Testing 123, Testing
This the first protoype of a media source curation that has no pretension to authority. Its the culmination of a personal project that has, at the very least, the objective to provide a demonstration of what is possible, how alternatives to dependence on algorithmic curation might still have some value and place, in an increasingly automated world. Systemic dependence and control relies on submission.
The underpinning technology is not significantly sophisticated. The software is open source and the hardware is second hand. (which means it could quite easily fail at any moment, so no guarantee of service is on offer. A later post will provide detail for those who might be interested.) The important point is that the creation and publication of internet media need not be relinquished to media monopolies.
The curation will take the form of email notification if you subscribe, but will be available publicly at https://gh3.100flowers.tech.

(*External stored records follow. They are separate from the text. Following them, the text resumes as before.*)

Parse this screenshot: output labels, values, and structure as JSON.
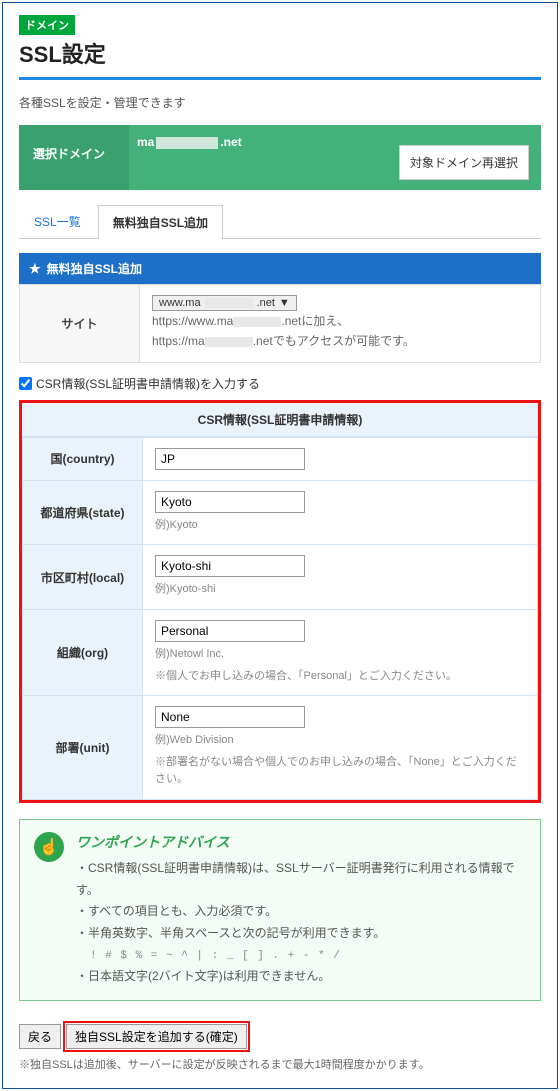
{
  "header": {
    "badge": "ドメイン",
    "title": "SSL設定",
    "description": "各種SSLを設定・管理できます"
  },
  "domain_bar": {
    "label": "選択ドメイン",
    "prefix": "ma",
    "suffix": ".net",
    "reselect": "対象ドメイン再選択"
  },
  "tabs": {
    "list": "SSL一覧",
    "add": "無料独自SSL追加"
  },
  "section_title": "無料独自SSL追加",
  "site": {
    "label": "サイト",
    "select_prefix": "www.ma",
    "select_mid": ".net",
    "select_marker": "▼",
    "note_l1_a": "https://www.ma",
    "note_l1_b": ".netに加え、",
    "note_l2_a": "https://ma",
    "note_l2_b": ".netでもアクセスが可能です。"
  },
  "csr_check_label": "CSR情報(SSL証明書申請情報)を入力する",
  "csr": {
    "title": "CSR情報(SSL証明書申請情報)",
    "country": {
      "label": "国(country)",
      "value": "JP"
    },
    "state": {
      "label": "都道府県(state)",
      "value": "Kyoto",
      "hint": "例)Kyoto"
    },
    "local": {
      "label": "市区町村(local)",
      "value": "Kyoto-shi",
      "hint": "例)Kyoto-shi"
    },
    "org": {
      "label": "組織(org)",
      "value": "Personal",
      "hint1": "例)Netowl Inc.",
      "hint2": "※個人でお申し込みの場合、「Personal」とご入力ください。"
    },
    "unit": {
      "label": "部署(unit)",
      "value": "None",
      "hint1": "例)Web Division",
      "hint2": "※部署名がない場合や個人でのお申し込みの場合、「None」とご入力ください。"
    }
  },
  "advice": {
    "heading": "ワンポイントアドバイス",
    "items": [
      "CSR情報(SSL証明書申請情報)は、SSLサーバー証明書発行に利用される情報です。",
      "すべての項目とも、入力必須です。",
      "半角英数字、半角スペースと次の記号が利用できます。",
      "日本語文字(2バイト文字)は利用できません。"
    ],
    "symbols": "! # $ % = ~ ^ | : _ [ ] . + - * /"
  },
  "footer": {
    "back": "戻る",
    "confirm": "独自SSL設定を追加する(確定)",
    "note": "※独自SSLは追加後、サーバーに設定が反映されるまで最大1時間程度かかります。"
  }
}
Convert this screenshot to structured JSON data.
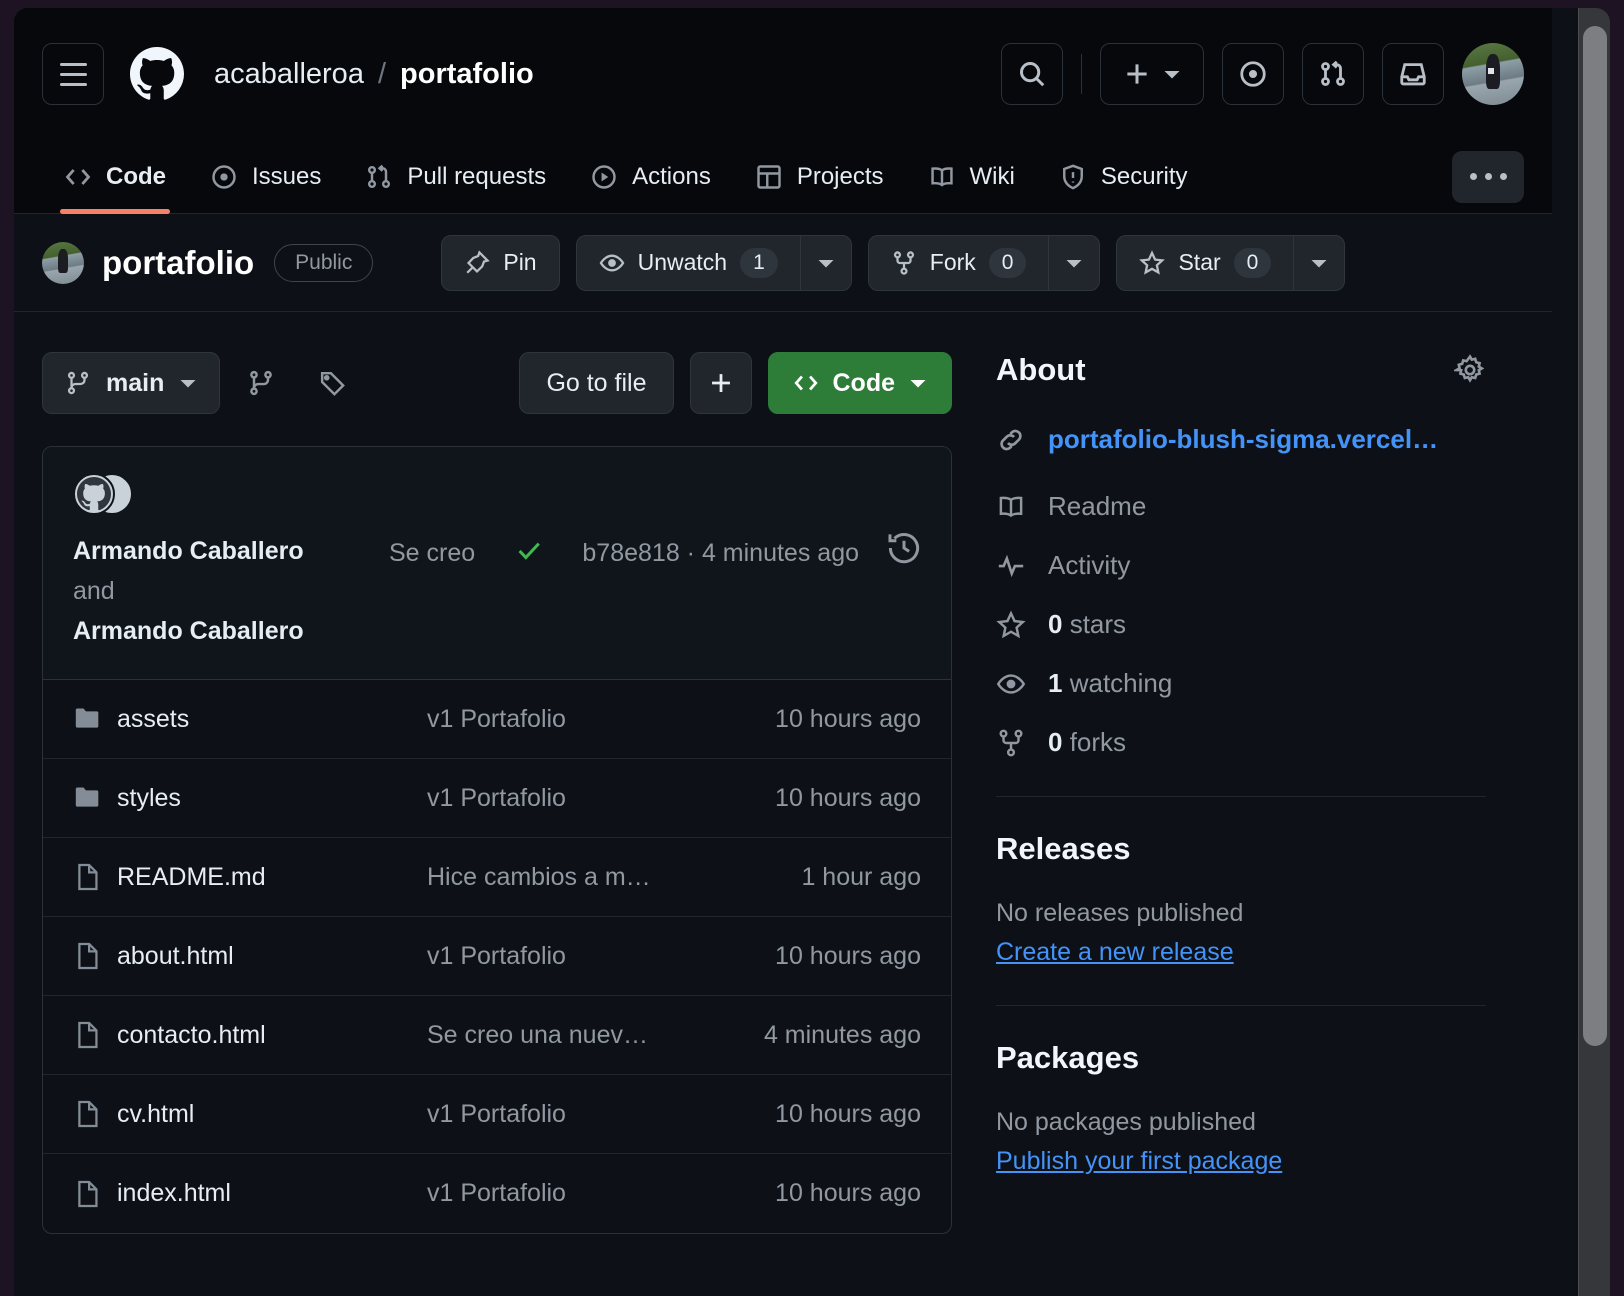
{
  "header": {
    "menu_icon": "hamburger-icon",
    "logo_icon": "github-mark-icon",
    "owner": "acaballeroa",
    "separator": "/",
    "repo": "portafolio",
    "search_icon": "search-icon",
    "create_icon": "plus-icon",
    "create_caret_icon": "chevron-down-icon",
    "issues_icon": "issue-opened-icon",
    "pulls_icon": "git-pull-request-icon",
    "inbox_icon": "inbox-icon",
    "avatar": "user-avatar"
  },
  "nav": {
    "tabs": [
      {
        "label": "Code",
        "icon": "code-icon",
        "active": true
      },
      {
        "label": "Issues",
        "icon": "issue-opened-icon",
        "active": false
      },
      {
        "label": "Pull requests",
        "icon": "git-pull-request-icon",
        "active": false
      },
      {
        "label": "Actions",
        "icon": "play-icon",
        "active": false
      },
      {
        "label": "Projects",
        "icon": "table-icon",
        "active": false
      },
      {
        "label": "Wiki",
        "icon": "book-icon",
        "active": false
      },
      {
        "label": "Security",
        "icon": "shield-icon",
        "active": false
      }
    ],
    "more_label": "More options",
    "active_underline_color": "#f78166"
  },
  "repo": {
    "name": "portafolio",
    "visibility": "Public",
    "pin_label": "Pin",
    "pin_icon": "pin-icon",
    "watch_label": "Unwatch",
    "watch_count": "1",
    "watch_icon": "eye-icon",
    "fork_label": "Fork",
    "fork_count": "0",
    "fork_icon": "repo-forked-icon",
    "star_label": "Star",
    "star_count": "0",
    "star_icon": "star-icon",
    "caret_icon": "chevron-down-icon"
  },
  "toolbar": {
    "branch": "main",
    "branch_icon": "git-branch-icon",
    "branches_icon": "git-branch-icon",
    "tags_icon": "tag-icon",
    "go_to_file": "Go to file",
    "add_file": "+",
    "code_label": "Code",
    "code_icon": "code-icon",
    "code_color": "#2d7d39"
  },
  "commit": {
    "author_1": "Armando Caballero",
    "and": "and",
    "author_2": "Armando Caballero",
    "message": "Se creo ...",
    "status_icon": "check-icon",
    "status_color": "#3fb950",
    "sha": "b78e818",
    "dot": "·",
    "relative_time": "4 minutes ago",
    "history_icon": "history-icon"
  },
  "files": [
    {
      "name": "assets",
      "type": "folder",
      "icon": "folder-icon",
      "commit": "v1 Portafolio",
      "time": "10 hours ago"
    },
    {
      "name": "styles",
      "type": "folder",
      "icon": "folder-icon",
      "commit": "v1 Portafolio",
      "time": "10 hours ago"
    },
    {
      "name": "README.md",
      "type": "file",
      "icon": "file-icon",
      "commit": "Hice cambios a m…",
      "time": "1 hour ago"
    },
    {
      "name": "about.html",
      "type": "file",
      "icon": "file-icon",
      "commit": "v1 Portafolio",
      "time": "10 hours ago"
    },
    {
      "name": "contacto.html",
      "type": "file",
      "icon": "file-icon",
      "commit": "Se creo una nuev…",
      "time": "4 minutes ago"
    },
    {
      "name": "cv.html",
      "type": "file",
      "icon": "file-icon",
      "commit": "v1 Portafolio",
      "time": "10 hours ago"
    },
    {
      "name": "index.html",
      "type": "file",
      "icon": "file-icon",
      "commit": "v1 Portafolio",
      "time": "10 hours ago"
    }
  ],
  "about": {
    "title": "About",
    "settings_icon": "gear-icon",
    "link_icon": "link-icon",
    "website": "portafolio-blush-sigma.vercel…",
    "website_color": "#4493f8",
    "items": [
      {
        "label": "Readme",
        "icon": "book-icon",
        "strong": ""
      },
      {
        "label": "Activity",
        "icon": "pulse-icon",
        "strong": ""
      },
      {
        "label": "stars",
        "icon": "star-icon",
        "strong": "0"
      },
      {
        "label": "watching",
        "icon": "eye-icon",
        "strong": "1"
      },
      {
        "label": "forks",
        "icon": "repo-forked-icon",
        "strong": "0"
      }
    ]
  },
  "releases": {
    "title": "Releases",
    "empty": "No releases published",
    "action": "Create a new release"
  },
  "packages": {
    "title": "Packages",
    "empty": "No packages published",
    "action": "Publish your first package"
  },
  "scrollbar": {
    "name": "vertical-scrollbar"
  }
}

It is possible to have a linked Facebook page but its not quite ready for that.
Off Centre will be quite individual and idiosyncratic because it can be and because its not algorithmic.
It won't replace anything and consumption is voluntary.
European TU view on immigration to EU
The human crisis of economic refugees is not going away any time soon.
The Colonial view of Latinos in Hollywood
The debate on the ethics and morality of artificial gestation is only just starting. Science is getting ahead of legislation, but freedom from reproduction, Shulamith Firestone's theoretical prerequisite for women's liberation is getting closer.
Stay Calm and Liberal
A long time contributor to The Economist traces the history of liberal economics in the UK
We are all just small screws of a big machine
"Workers are not being replaced by algorithms and artificial intelligence. Instead, the management is being sort of augmented by these technologies," said Nick Srnicek, a Lecturer in Digital Economy at the King's College of London. For example, with the development of digital technologies, management can monitor workers who are not in a centralized space, he said.
"Technologies are increasing the pace for people who work with machines instead of the other way around, just like what happened during the Industrial Revolution in the 18th Century," he said. "The same thing is happening today. Humans just have little autonomy over that."
Whilst this article unsurprisingly focuses on China, similar practices are evident in the US (most egregiously by Amazon).